world as value

Adrian Hey
Thu, 22 Jul 1999 14:46:27 +0100 (BST)

On Thu 22 Jul, P.R. Serrarens wrote:
> Hmmm. I though we liked a functional approach?

Up to a point, I certainly like the purely functional approach to internal
computation and wouldn't want to give it up without good reason. But I am
begining to have doubts about it as far as issues like IO and program
behaviour are concerned. Determinism is a nice property, but it also comes
at a price in terms of constraints on program behaviour. A lot of these
problems probably don't seem serious because most 'purely functional'
programs are operating on top of a non-deterministic black box (the OS)
which provides handy things like 'non-blocking' IO. In other words, the
program may be deterministic, but the _system_ isn't.

To me the issue is not really functional vs. (sequential) imperative.
The issue is deterministic vs. non-deterministic.

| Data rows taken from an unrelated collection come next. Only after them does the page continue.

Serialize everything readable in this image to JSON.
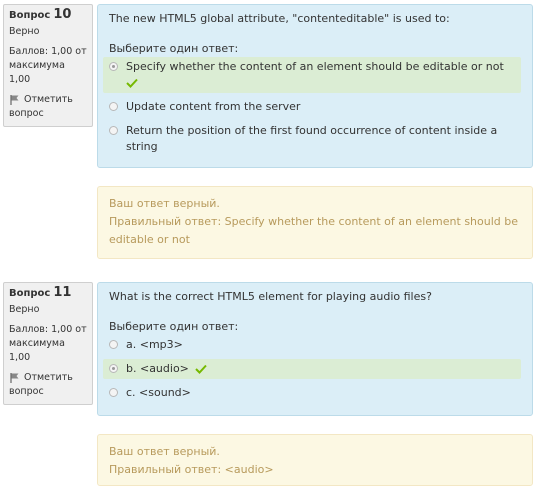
{
  "questions": [
    {
      "label": "Вопрос",
      "number": "10",
      "state": "Верно",
      "grade_line1": "Баллов: 1,00 от",
      "grade_line2": "максимума 1,00",
      "flag_label_line1": "Отметить",
      "flag_label_line2": "вопрос",
      "text": "The new HTML5 global attribute, \"contenteditable\" is used to:",
      "prompt": "Выберите один ответ:",
      "options": [
        {
          "text": "Specify whether the content of an element should be editable or not",
          "selected": true,
          "correct": true
        },
        {
          "text": "Update content from the server",
          "selected": false,
          "correct": false
        },
        {
          "text": "Return the position of the first found occurrence of content inside a string",
          "selected": false,
          "correct": false
        }
      ],
      "feedback_status": "Ваш ответ верный.",
      "feedback_correct": "Правильный ответ: Specify whether the content of an element should be editable or not"
    },
    {
      "label": "Вопрос",
      "number": "11",
      "state": "Верно",
      "grade_line1": "Баллов: 1,00 от",
      "grade_line2": "максимума 1,00",
      "flag_label_line1": "Отметить",
      "flag_label_line2": "вопрос",
      "text": "What is the correct HTML5 element for playing audio files?",
      "prompt": "Выберите один ответ:",
      "options": [
        {
          "text": "a. <mp3>",
          "selected": false,
          "correct": false
        },
        {
          "text": "b. <audio>",
          "selected": true,
          "correct": true
        },
        {
          "text": "c. <sound>",
          "selected": false,
          "correct": false
        }
      ],
      "feedback_status": "Ваш ответ верный.",
      "feedback_correct": "Правильный ответ: <audio>"
    }
  ],
  "colors": {
    "info_bg": "#f0f0f0",
    "question_bg": "#dbeef7",
    "correct_option_bg": "#dbedd4",
    "feedback_bg": "#fcf8e3",
    "feedback_text": "#b79a5c",
    "check_green": "#76b900"
  },
  "icons": {
    "flag": "flag-icon",
    "correct": "checkmark-icon"
  }
}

My comments about
world as value or IO monads are just as valid for C, Ada, Java... 

> So the type of an action should be something like  (Action -> a). Yes,
> it is a function, but it does not explicitly use environments.

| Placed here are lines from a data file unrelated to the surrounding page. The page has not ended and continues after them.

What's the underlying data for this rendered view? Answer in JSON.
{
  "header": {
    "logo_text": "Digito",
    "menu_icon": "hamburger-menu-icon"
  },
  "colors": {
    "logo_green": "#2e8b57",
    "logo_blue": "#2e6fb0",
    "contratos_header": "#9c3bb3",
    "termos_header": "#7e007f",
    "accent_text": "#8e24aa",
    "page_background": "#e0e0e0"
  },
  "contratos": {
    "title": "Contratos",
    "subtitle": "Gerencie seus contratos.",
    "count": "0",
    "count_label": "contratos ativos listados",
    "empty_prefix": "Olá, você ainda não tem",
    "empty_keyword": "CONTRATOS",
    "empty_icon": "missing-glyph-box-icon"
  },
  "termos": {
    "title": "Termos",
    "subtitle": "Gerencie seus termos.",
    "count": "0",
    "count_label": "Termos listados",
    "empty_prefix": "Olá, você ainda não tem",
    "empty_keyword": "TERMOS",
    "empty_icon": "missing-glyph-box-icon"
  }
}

Action a :== Action -> a ? I don't think so.
In the Haskell IO system is (IO a :== IO -> a)?, no, it's just an
abstract data type. In Clean terms it would be something like..
  IO a :== *World -> (*World,a) 
But if I'm not using world as value I can't say the same about an Action.
So it also is just an abstract data type, in the sense that _no_ function
can ever look inside it.
> But this will not give you a functional system, but merely a kind of
> coordination language which may use functional expressions.

Yes, that's it, but I don't think there's anything merely about it :-)

> But remember we are working on functional languages: if the result of an
> action is not represented in the result of the program, then this action
> should not have happened, otherwise we loose referential transparency.

Do we really have referential transparency with world as value? I don't
think so, I think it's been lost anyway.

This is is really where we disagree I think. The functional perspective is
that the purpose of a program (the hidden imperative) is to compute a new
world value, (and physical IO occurs as a side effect of this). My
perspective is that generating output is the real purpose of a program, and
computation is a means to that end. So the hidden imperative is to perform
_all_ actions present, even if they have no visible effect on the final
'world value' (because there is no such thing, in my opinion). 

Adrian Hey